Today is an exciting day in the university module that powers our website. It’s our annual Arts and Activism Symposium, funded and hosted by the Department of Geography at the University of Exeter. Here’s the line-up and some background info on the projects our speakers will be talking about. After this, our students develop their own commodity activist work.
1) Orsola de Castro: watch this
2) Louise Ashcroft: try one of these
Click this image for more options from Louise’s Remaking the Internet website. Louise’s website is here.
3) Paula Crutchlow: watch this and do that
Please browse the museum collection here, look in more detail at exhibits that interest you, and value them with the slider bars at the bottom of the page. You can also browse the questions asked by their curators and maybe answer one or two if you know something useful. If you’re super keen, you can add something of your own to the museum here.
Greenpeace convincingly argue why it’s important to own a metal spoon and to wash it.
Our CEO Ian Cook gave a talk about followthethings.com at an ‘Interdisciplinary Perspectives in Consumption Ethics’ seminar at the University of Leicester in June 2015. Afterwards, the speakers were asked to sit down and explain to camera how they had become interested in ‘ethical consumption’ as researchers. This is what he said…
Ian thanks Dierdre Shaw, Helen Gorowek and Andreas Chatzidakis for inviting him to present, Juliet Schor, Marylyn Carrigan and Caroline Moraes for their great talks, and Andreas for his at-ease interviewing skills.
In the UK’s discussions this week about appropriate responses to Isis/Daesh questions have been asked not only about bombing and ground troops, but also about supply lines of weapons, money and people. A brief examination of news reporting on these issues suggest that a ‘follow the things’ approach to understanding and combatting Isis/Daesh has been emerging over the past year. We’re using this post to begin to piece its elements together. Follow the links to flesh out the stories.

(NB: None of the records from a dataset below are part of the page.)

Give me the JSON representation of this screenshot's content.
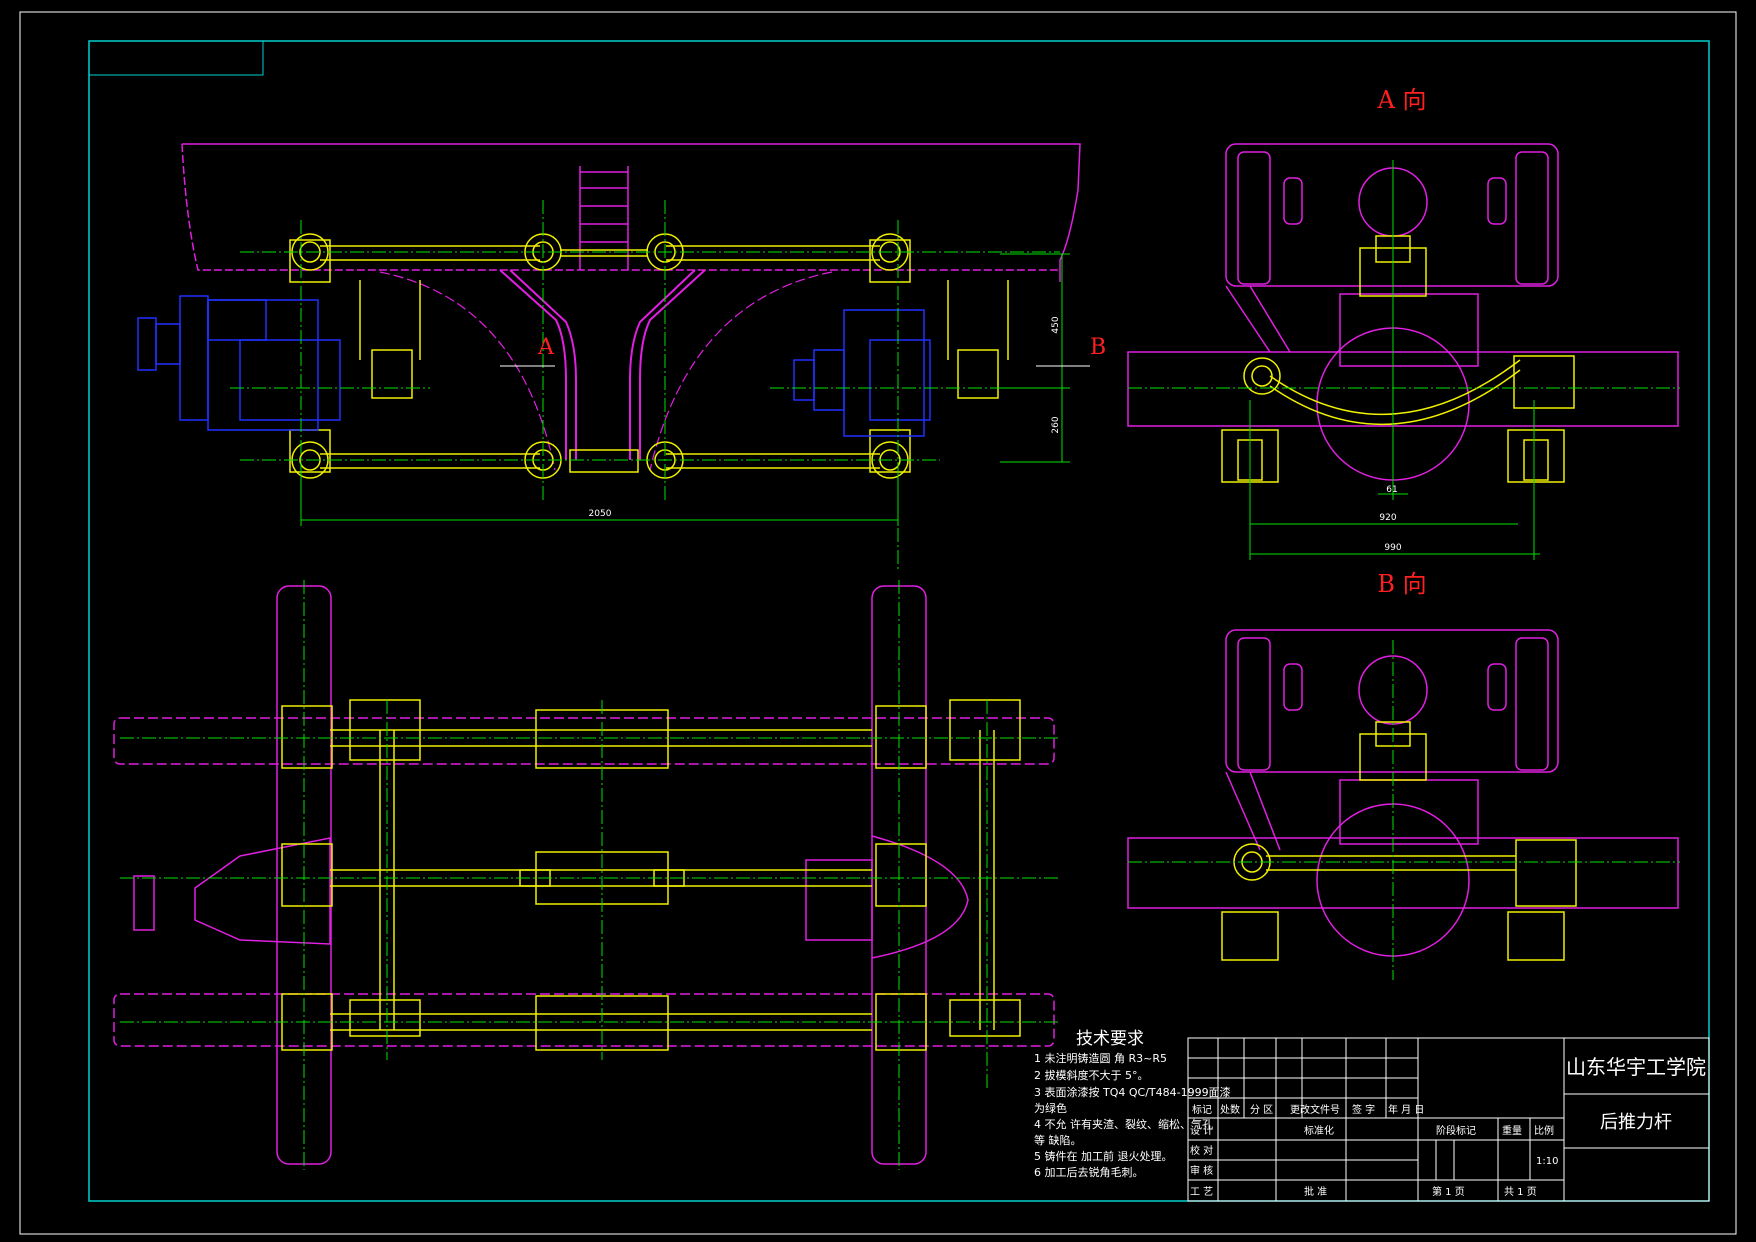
{
  "sheet": {
    "school": "山东华宇工学院",
    "part_name": "后推力杆",
    "scale": "1:10"
  },
  "views": {
    "view_a": "A  向",
    "view_b": "B  向",
    "section_a": "A",
    "section_b": "B"
  },
  "dimensions": {
    "d_2050": "2050",
    "d_450": "450",
    "d_260": "260",
    "d_61": "61",
    "d_920": "920",
    "d_990": "990"
  },
  "tech": {
    "title": "技术要求",
    "items": [
      "1 未注明铸造圆 角 R3~R5",
      "2 拔模斜度不大于 5°。",
      "3 表面涂漆按 TQ4 QC/T484-1999面漆",
      "为绿色",
      "4 不允 许有夹渣、裂纹、缩松、气孔",
      "等 缺陷。",
      "5 铸件在 加工前 退火处理。",
      "6 加工后去锐角毛刺。"
    ]
  },
  "title_block": {
    "rev_headers": [
      "标记",
      "处数",
      "分 区",
      "更改文件号",
      "签 字",
      "年 月 日"
    ],
    "roles": [
      "设 计",
      "校 对",
      "审 核",
      "工 艺"
    ],
    "std": "标准化",
    "approve": "批 准",
    "stage": "阶段标记",
    "weight": "重量",
    "scale_h": "比例",
    "sheet_no": "第  1  页",
    "sheet_total": "共  1  页"
  },
  "colors": {
    "frame": "#00d0d0",
    "magenta": "#e020e0",
    "yellow": "#f0f000",
    "green": "#00e000",
    "blue": "#2030ff",
    "red": "#ff2020",
    "white": "#ffffff"
  }
}
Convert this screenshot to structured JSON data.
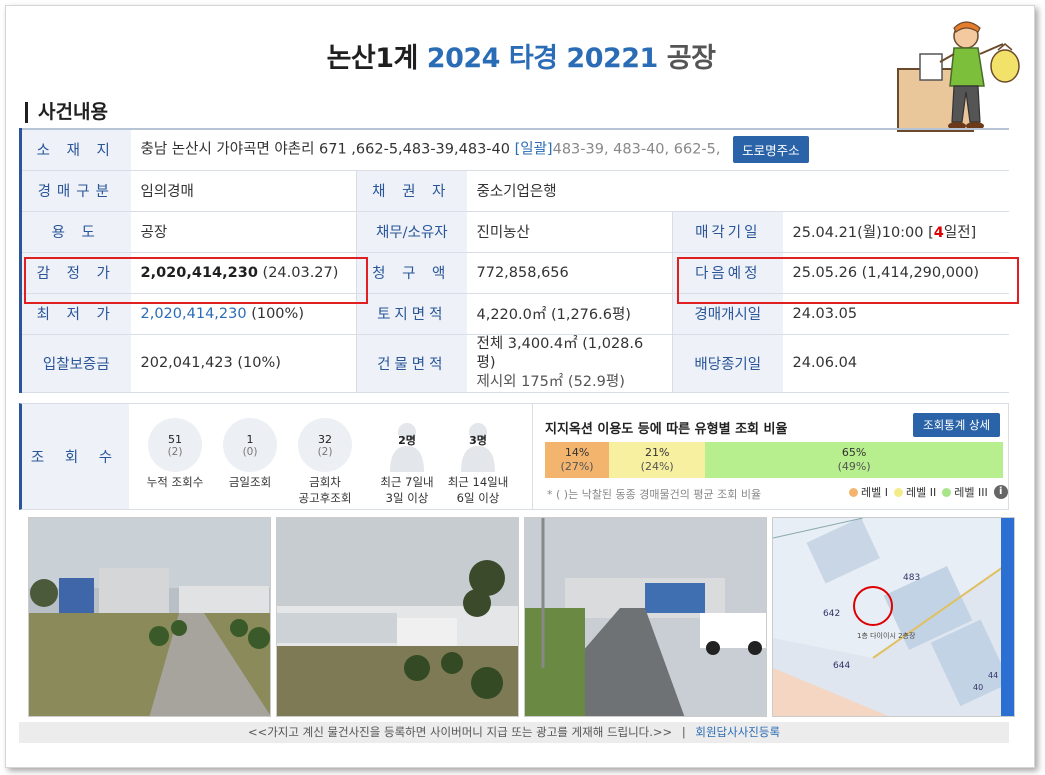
{
  "header": {
    "court": "논산1계",
    "case_no": "2024 타경 20221",
    "kind": "공장"
  },
  "section": {
    "title": "사건내용"
  },
  "info": {
    "location_label": "소 재 지",
    "location_value": "충남 논산시 가야곡면 야촌리 671 ,662-5,483-39,483-40",
    "location_ilgwal": "[일괄]",
    "location_extra": "483-39, 483-40, 662-5,",
    "road_button": "도로명주소",
    "auction_type_label": "경매구분",
    "auction_type_value": "임의경매",
    "creditor_label": "채 권 자",
    "creditor_value": "중소기업은행",
    "use_label": "용 도",
    "use_value": "공장",
    "debtor_label": "채무/소유자",
    "debtor_value": "진미농산",
    "sale_date_label": "매각기일",
    "sale_date_value": "25.04.21(월)10:00 [",
    "sale_date_days": "4",
    "sale_date_suffix": "일전]",
    "appraisal_label": "감 정 가",
    "appraisal_value": "2,020,414,230",
    "appraisal_date": "(24.03.27)",
    "claim_label": "청 구 액",
    "claim_value": "772,858,656",
    "next_label": "다음예정",
    "next_value": "25.05.26 (1,414,290,000)",
    "min_label": "최 저 가",
    "min_value": "2,020,414,230",
    "min_pct": "(100%)",
    "land_label": "토지면적",
    "land_value": "4,220.0㎡ (1,276.6평)",
    "start_label": "경매개시일",
    "start_value": "24.03.05",
    "deposit_label": "입찰보증금",
    "deposit_value": "202,041,423 (10%)",
    "building_label": "건물면적",
    "building_value": "전체 3,400.4㎡ (1,028.6평)",
    "building_value2": "제시외 175㎡ (52.9평)",
    "dividend_label": "배당종기일",
    "dividend_value": "24.06.04"
  },
  "views": {
    "label": "조 회 수",
    "stats": [
      {
        "main": "51",
        "sub": "(2)",
        "caption": "누적 조회수",
        "caption2": ""
      },
      {
        "main": "1",
        "sub": "(0)",
        "caption": "금일조회",
        "caption2": ""
      },
      {
        "main": "32",
        "sub": "(2)",
        "caption": "금회차",
        "caption2": "공고후조회"
      },
      {
        "main": "2명",
        "sub": "",
        "caption": "최근 7일내",
        "caption2": "3일 이상"
      },
      {
        "main": "3명",
        "sub": "",
        "caption": "최근 14일내",
        "caption2": "6일 이상"
      }
    ],
    "ratio_title": "지지옥션 이용도 등에 따른 유형별 조회 비율",
    "stat_button": "조회통계 상세",
    "segments": [
      {
        "pct": "14%",
        "avg": "(27%)",
        "share": 0.14,
        "color": "#f3b46e"
      },
      {
        "pct": "21%",
        "avg": "(24%)",
        "share": 0.21,
        "color": "#f7f0a0"
      },
      {
        "pct": "65%",
        "avg": "(49%)",
        "share": 0.65,
        "color": "#b7ee8e"
      }
    ],
    "note": "* ( )는 낙찰된 동종 경매물건의 평균 조회 비율",
    "legend": [
      {
        "label": "레벨 I",
        "color": "#f3b46e"
      },
      {
        "label": "레벨 II",
        "color": "#f3ec8a"
      },
      {
        "label": "레벨 III",
        "color": "#a8e48a"
      }
    ]
  },
  "caption": {
    "text": "<<가지고 계신 물건사진을 등록하면 사이버머니 지급 또는 광고를 게재해 드립니다.>>",
    "sep": "|",
    "link": "회원답사사진등록"
  },
  "map_labels": [
    "483",
    "642",
    "644",
    "44",
    "40",
    "1층 다이이시 2층장"
  ]
}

“[UK Labour Party leader] Jeremy Corbyn posed a series of rhetorical questions when asked whether bombing Isis following the Paris terror attacks would make a significant difference to the situation. In an interview with Lorraine Kelly on ITV, [he] answered “probably not”, adding: “Who is funding Isis? Who is arming Turkey? Who is providing safe havens for ISIS? You have to ask questions about the arms everyone has sold in the region. … So where does Isis get its money, guns and bombs, both in Europe and in the Middle East?” (Brooks-Pollock 2015 np link). Continue reading
En el International School Peniscola (www.colegiosisp.com) hemos querido unirnos a la celebración del Fashion Revolution desde el ámbito educativo con nuestros alumnos. Ellos son el futuro y, hoy más que nunca, necesitamos personas que estén concienciadas y que entiendan el mundo desde una perspectiva global en la que cada acto cuenta y tiene una consecuencia directa en otro lugar del planeta.
Greenpeace & Lego
Greenpeace want Lego to end its links with Shell, and are currently campaigning through the medium of imaginative Lego re-creation. This video is one of a number of examples, whose aim is to encourage people to sign this petition. In the wake of the hugely successful Lego Movie (whose stars make a cameo appearance) this campaign is becoming perhaps the most lavish and high-profile example of Lego activism to date.
followthethings.com & Lego
On a much smaller budget, we’ve been making, photographing and posting online re-creations in Lego of (imagined) scenes from trade justice films, art and activism for a while now. See, for example, our recreations from and around the BBC Panorama documentary ‘Primark on the rack’. Continue reading